Residents of Paris honored Jack by dedicating a fountain to him on the courthouse lawn. This came in response to a column he wrote. “The Horse Editor wants to see an artistic drinking fountain in Paris — a fountain with a bowl for dogs, and a bowl for horses, man’s most faithful friends, as well as a drinking place for men, women and children.”

Jack once told his readers that he “aimed to live to 100 or die trying.” He wrote his last column just hours before his death in 1955.

In reporting his death on Page 1, Si Colburn wrote, “Nowhere in the Appeal this week will appear ‘30’, which in newspaper circles is used to indicate the end. Jack Blanton does not die.” Instead, he promised, Jack’s legacy, principles, practices and policies would continue in the pages of the Appeal.

Tributes to his life’s work came from far and wide and included this one from the Mexico Ledger: “If there is a newspaper in heaven, and we suspect there is, Jack Blanton is writing editorials for it. They’re rich and fine and bulging with depth of meaning. They’re fair and forceful — the honest opinion of a square-shouldered man. They’re human of course. But more than that, reflect a humility and humor rising above the smallness of mere self … just like they always were here on earth.”

The paper may have changed, merged and gone online but it continues in the tradition Jack Blanton brought to it so many years ago. If it’s missing the politics and religion, its current staff more than makes up for it by reporting the local news no other media outlet is likely to cover.

“I think the worst thing that could happen is there could be a day where a generation doesn’t know what a newspaper is,” Editor Lacey says. “That could be a reality at some point, and an unfortunate one.”

You can find the Appeal at www.monroecountyappeal.com and on Facebook.
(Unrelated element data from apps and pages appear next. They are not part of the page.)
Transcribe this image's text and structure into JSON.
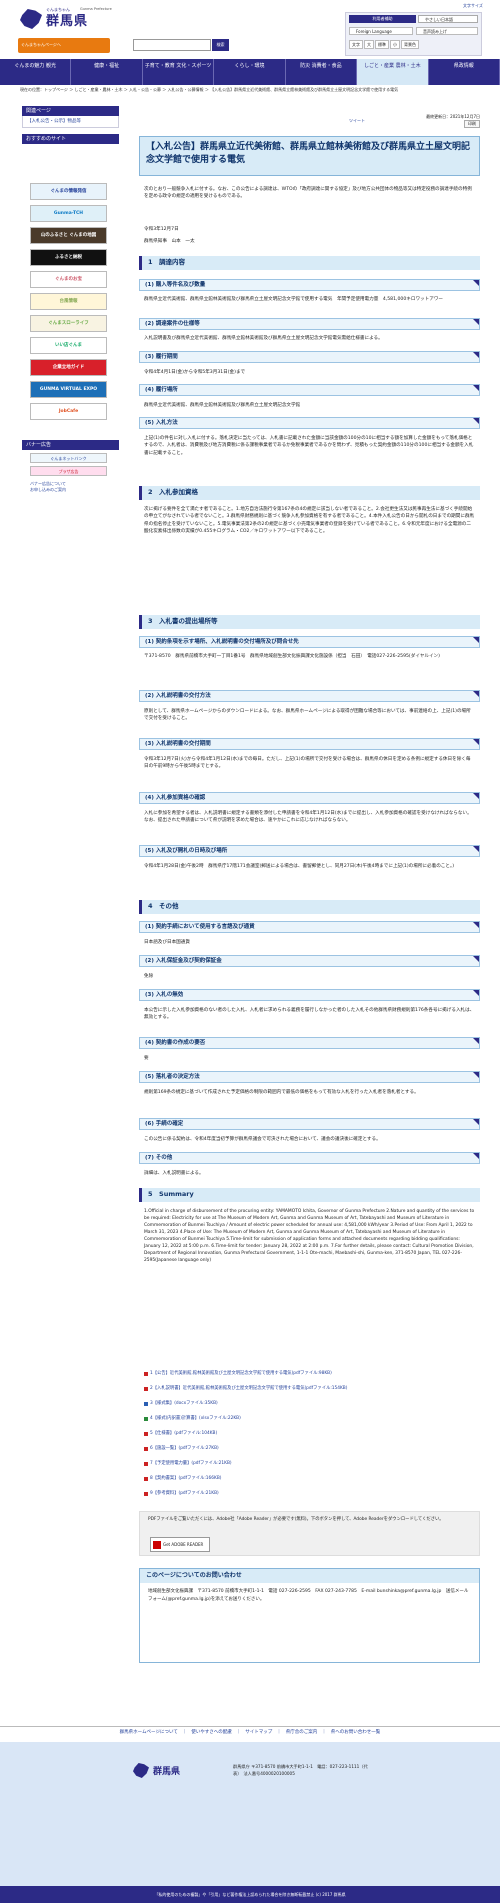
{
  "header": {
    "sub": "ぐんまちゃん",
    "name": "群馬県",
    "en": "Gunma Prefecture",
    "help": "文字サイズ",
    "mascot": "ぐんまちゃんページへ",
    "search_placeholder": "",
    "search_btn": "検索",
    "tools_title": "利用者補助",
    "select": "やさしい日本語",
    "lang": "Foreign Language",
    "lang2": "音声読み上げ",
    "row3": [
      "文字",
      "大",
      "標準",
      "小",
      "背景色"
    ]
  },
  "nav": [
    "ぐんまの魅力 観光",
    "健康・福祉",
    "子育て・教育 文化・スポーツ",
    "くらし・環境",
    "防災 消費者・食品",
    "しごと・産業 農林・土木",
    "県政情報"
  ],
  "crumb": "現在の位置：トップページ ＞ しごと・産業・農林・土木 ＞ 入札・公告・公募 ＞ 入札公告・公募情報 ＞ 【入札公告】群馬県立近代美術館、群馬県立館林美術館及び群馬県立土屋文明記念文学館で使用する電気",
  "side": {
    "related": "関連ページ",
    "related_link": "【入札公告・公示】物品等",
    "recommend": "おすすめのサイト",
    "banner_head": "バナー広告",
    "ad_link": "バナー広告について",
    "ad_link2": "お申し込みのご案内",
    "banners": [
      "ぐんまの情報発信",
      "Gunma-TCH",
      "山のふるさと ぐんまの地図",
      "ふるさと納税",
      "ぐんまのお宝",
      "台風情報",
      "ぐんまスローライフ",
      "いい店ぐんま",
      "企業立地ガイド",
      "GUNMA VIRTUAL EXPO",
      "JobCafe"
    ],
    "ads": [
      "ぐんまネットバンク",
      "プラザ広告"
    ]
  },
  "main": {
    "date": "最終更新日：2021年12月7日",
    "print": "印刷",
    "tweet": "ツイート",
    "title": "【入札公告】群馬県立近代美術館、群馬県立館林美術館及び群馬県立土屋文明記念文学館で使用する電気",
    "intro": "次のとおり一般競争入札に付する。なお、この公告による調達は、WTOの「政府調達に関する協定」及び地方公共団体の物品等又は特定役務の調達手続の特例を定める政令の規定の適用を受けるものである。",
    "date2": "令和3年12月7日",
    "gov": "群馬県知事　山本　一太",
    "s1": "1　調達内容",
    "s1_1": "(1) 購入等件名及び数量",
    "s1_1t": "群馬県立近代美術館、群馬県立館林美術館及び群馬県立土屋文明記念文学館で使用する電気　年間予定使用電力量　4,581,000キロワットアワー",
    "s1_2": "(2) 調達案件の仕様等",
    "s1_2t": "入札説明書及び群馬県立近代美術館、群馬県立館林美術館及び群馬県立土屋文明記念文学館電気需給仕様書による。",
    "s1_3": "(3) 履行期間",
    "s1_3t": "令和4年4月1日(金)から令和5年3月31日(金)まで",
    "s1_4": "(4) 履行場所",
    "s1_4t": "群馬県立近代美術館、群馬県立館林美術館及び群馬県立土屋文明記念文学館",
    "s1_5": "(5) 入札方法",
    "s1_5t": "上記(1)の件名に対し入札に付する。落札決定に当たっては、入札書に記載された金額に当該金額の100分の10に相当する額を加算した金額をもって落札価格とするので、入札者は、消費税及び地方消費税に係る課税事業者であるか免税事業者であるかを問わず、見積もった契約金額の110分の100に相当する金額を入札書に記載すること。",
    "s2": "2　入札参加資格",
    "s2t": "次に掲げる要件を全て満たす者であること。1.地方自治法施行令第167条の4の規定に該当しない者であること。2.会社更生法又は民事再生法に基づく手続開始の申立てがなされている者でないこと。3.群馬県財務規則に基づく競争入札参加資格を有する者であること。4.本件入札公告の日から開札の日までの期間に群馬県の指名停止を受けていないこと。5.電気事業法第2条の2の規定に基づく小売電気事業者の登録を受けている者であること。6.令和元年度における全電源の二酸化炭素排出係数の実績が0.455キログラム・CO2／キロワットアワー以下であること。",
    "s3": "3　入札書の提出場所等",
    "s3_1": "(1) 契約条項を示す場所、入札説明書の交付場所及び問合せ先",
    "s3_1t": "〒371-8570　群馬県前橋市大手町一丁目1番1号　群馬県地域創生部文化振興課文化施設係（担当　石田）　電話027-226-2595(ダイヤルイン)",
    "s3_2": "(2) 入札説明書の交付方法",
    "s3_2t": "原則として、群馬県ホームページからのダウンロードによる。なお、群馬県ホームページによる取得が困難な場合等においては、事前連絡の上、上記(1)の場所で交付を受けること。",
    "s3_3": "(3) 入札説明書の交付期間",
    "s3_3t": "令和3年12月7日(火)から令和4年1月12日(水)までの毎日。ただし、上記(1)の場所で交付を受ける場合は、群馬県の休日を定める条例に規定する休日を除く毎日の午前9時から午後5時までとする。",
    "s3_4": "(4) 入札参加資格の確認",
    "s3_4t": "入札に参加を希望する者は、入札説明書に規定する書類を添付した申請書を令和4年1月12日(水)までに提出し、入札参加資格の確認を受けなければならない。なお、提出された申請書について県が説明を求めた場合は、速やかにこれに応じなければならない。",
    "s3_5": "(5) 入札及び開札の日時及び場所",
    "s3_5t": "令和4年1月28日(金)午後2時　群馬県庁17階171会議室(郵送による場合は、書留郵便とし、同月27日(木)午後4時までに上記(1)の場所に必着のこと。)",
    "s4": "4　その他",
    "s4_1": "(1) 契約手続において使用する言語及び通貨",
    "s4_1t": "日本語及び日本国通貨",
    "s4_2": "(2) 入札保証金及び契約保証金",
    "s4_2t": "免除",
    "s4_3": "(3) 入札の無効",
    "s4_3t": "本公告に示した入札参加資格のない者のした入札、入札者に求められる義務を履行しなかった者のした入札その他群馬県財務規則第176条各号に掲げる入札は、無効とする。",
    "s4_4": "(4) 契約書の作成の要否",
    "s4_4t": "要",
    "s4_5": "(5) 落札者の決定方法",
    "s4_5t": "規則第169条の規定に基づいて作成された予定価格の制限の範囲内で最低の価格をもって有効な入札を行った入札者を落札者とする。",
    "s4_6": "(6) 手続の確定",
    "s4_6t": "この公告に係る契約は、令和4年度当初予算が群馬県議会で可決された場合において、議会の議決後に確定とする。",
    "s4_7": "(7) その他",
    "s4_7t": "詳細は、入札説明書による。",
    "s5": "5　Summary",
    "s5t": "1.Official in charge of disbursement of the procuring entity: YAMAMOTO Ichita, Governor of Gunma Prefecture 2.Nature and quantity of the services to be required: Electricity for use at The Museum of Modern Art, Gunma and Gunma Museum of Art, Tatebayashi and Museum of Literature in Commemoration of Bunmei Tsuchiya / Amount of electric power scheduled for annual use: 4,581,000 kWh/year 3.Period of Use: From April 1, 2022 to March 31, 2023 4.Place of Use: The Museum of Modern Art, Gunma and Gunma Museum of Art, Tatebayashi and Museum of Literature in Commemoration of Bunmei Tsuchiya 5.Time-limit for submission of application forms and attached documents regarding bidding qualifications: January 12, 2022 at 5:00 p.m. 6.Time-limit for tender: January 28, 2022 at 2:00 p.m. 7.For further details, please contact: Cultural Promotion Division, Department of Regional Innovation, Gunma Prefectural Government, 1-1-1 Ote-machi, Maebashi-shi, Gunma-ken, 371-8570 Japan, TEL 027-226-2595(Japanese language only)",
    "dls": [
      "1【公告】近代美術館,館林美術館及び土屋文明記念文学館で使用する電気(pdfファイル:98KB)",
      "2【入札説明書】近代美術館,館林美術館及び土屋文明記念文学館で使用する電気(pdfファイル:154KB)",
      "3【様式集】(docxファイル:35KB)",
      "4【様式(内訳書)計算書】(xlsxファイル:22KB)",
      "5【仕様書】(pdfファイル:104KB)",
      "6【施設一覧】(pdfファイル:27KB)",
      "7【予定使用電力量】(pdfファイル:21KB)",
      "8【契約書案】(pdfファイル:166KB)",
      "9【参考資料】(pdfファイル:21KB)"
    ],
    "pdf_note": "PDFファイルをご覧いただくには、Adobe社「Adobe Reader」が必要です(無料)。下のボタンを押して、Adobe Readerをダウンロードしてください。",
    "adobe": "Get ADOBE READER",
    "contact_head": "このページについてのお問い合わせ",
    "contact": "地域創生部文化振興課　〒371-8570 前橋市大手町1-1-1　電話 027-226-2595　FAX 027-243-7785　E-mail bunshinka@pref.gunma.lg.jp　送信メールフォーム(@pref.gunma.lg.jp)を添えてお送りください。"
  },
  "fnav": "群馬県ホームページについて　｜　使いやすさへの配慮　｜　サイトマップ　｜　県庁舎のご案内　｜　県へのお問い合わせ一覧",
  "footer": {
    "name": "群馬県",
    "addr": "群馬県庁 〒371-8570 前橋市大手町1-1-1　電話：027-223-1111（代表）　法人番号4000020100005",
    "copy": "「私的使用のための複製」や「引用」など著作権法上認められた場合を除き無断転載禁止 (c) 2017 群馬県"
  }
}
To see the painting and sketches from Norman Rockwell’s visit, search for country editor at www.collection.nrm.org.



Perry Part Time